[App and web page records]
* * * * *

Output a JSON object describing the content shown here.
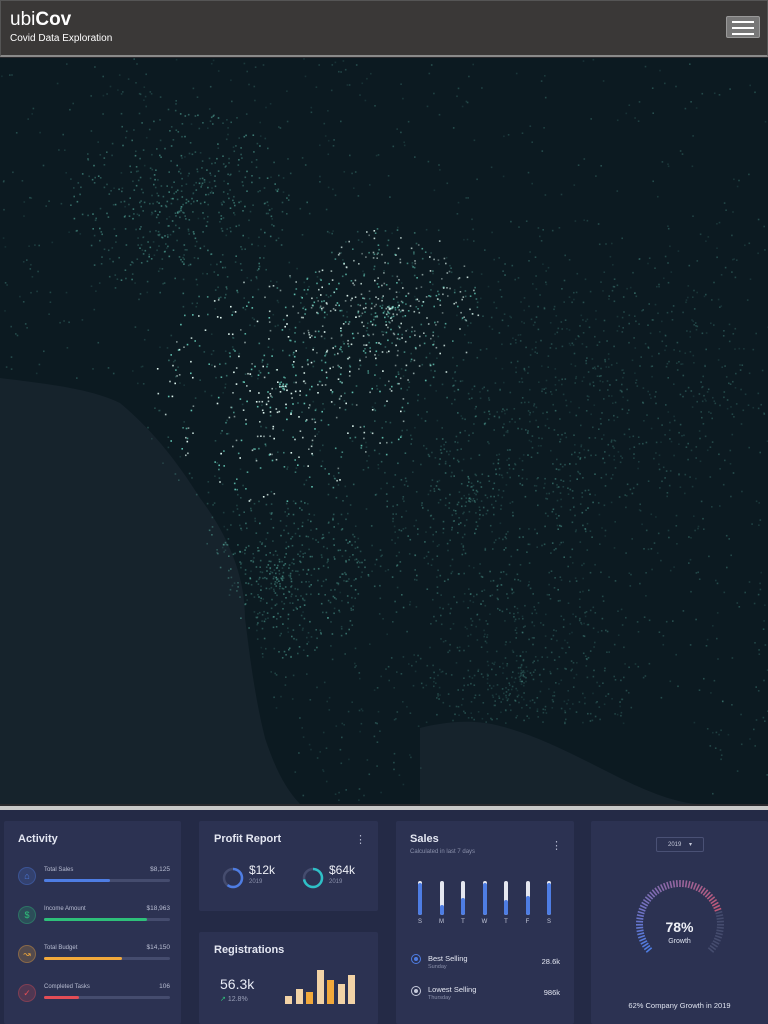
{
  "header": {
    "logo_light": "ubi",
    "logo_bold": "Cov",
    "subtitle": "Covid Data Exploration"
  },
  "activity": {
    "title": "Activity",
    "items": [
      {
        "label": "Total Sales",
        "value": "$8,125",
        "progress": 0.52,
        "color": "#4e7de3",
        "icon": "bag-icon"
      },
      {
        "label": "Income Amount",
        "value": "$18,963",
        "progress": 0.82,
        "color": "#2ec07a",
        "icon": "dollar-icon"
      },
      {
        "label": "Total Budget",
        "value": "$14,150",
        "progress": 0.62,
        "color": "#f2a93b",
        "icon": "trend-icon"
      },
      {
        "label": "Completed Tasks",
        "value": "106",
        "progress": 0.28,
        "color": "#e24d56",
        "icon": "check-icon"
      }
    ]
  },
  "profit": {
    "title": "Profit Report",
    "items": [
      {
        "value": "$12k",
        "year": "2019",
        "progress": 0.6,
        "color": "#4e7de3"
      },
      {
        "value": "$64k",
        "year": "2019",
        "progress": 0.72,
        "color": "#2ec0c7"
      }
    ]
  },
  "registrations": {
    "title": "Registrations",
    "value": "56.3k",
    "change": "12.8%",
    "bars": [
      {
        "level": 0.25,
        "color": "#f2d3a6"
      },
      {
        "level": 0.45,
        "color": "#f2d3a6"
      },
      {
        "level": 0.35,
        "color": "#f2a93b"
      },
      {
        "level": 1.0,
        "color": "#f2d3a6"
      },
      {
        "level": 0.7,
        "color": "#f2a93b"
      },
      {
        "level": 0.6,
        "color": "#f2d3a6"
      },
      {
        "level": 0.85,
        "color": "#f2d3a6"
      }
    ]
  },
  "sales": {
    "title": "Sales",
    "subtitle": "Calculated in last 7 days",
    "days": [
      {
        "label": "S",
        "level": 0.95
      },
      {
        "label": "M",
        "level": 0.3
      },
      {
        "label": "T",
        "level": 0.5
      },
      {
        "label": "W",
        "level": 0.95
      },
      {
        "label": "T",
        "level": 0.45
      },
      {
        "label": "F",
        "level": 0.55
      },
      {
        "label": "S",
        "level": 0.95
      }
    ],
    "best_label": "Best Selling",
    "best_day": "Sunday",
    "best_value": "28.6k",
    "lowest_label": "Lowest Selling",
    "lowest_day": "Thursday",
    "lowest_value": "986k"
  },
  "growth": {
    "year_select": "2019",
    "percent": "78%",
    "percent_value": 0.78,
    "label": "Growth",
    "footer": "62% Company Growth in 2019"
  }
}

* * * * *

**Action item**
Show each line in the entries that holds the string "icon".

**Response area**
        "icon": "bag-icon"
        "icon": "dollar-icon"
        "icon": "trend-icon"
        "icon": "check-icon"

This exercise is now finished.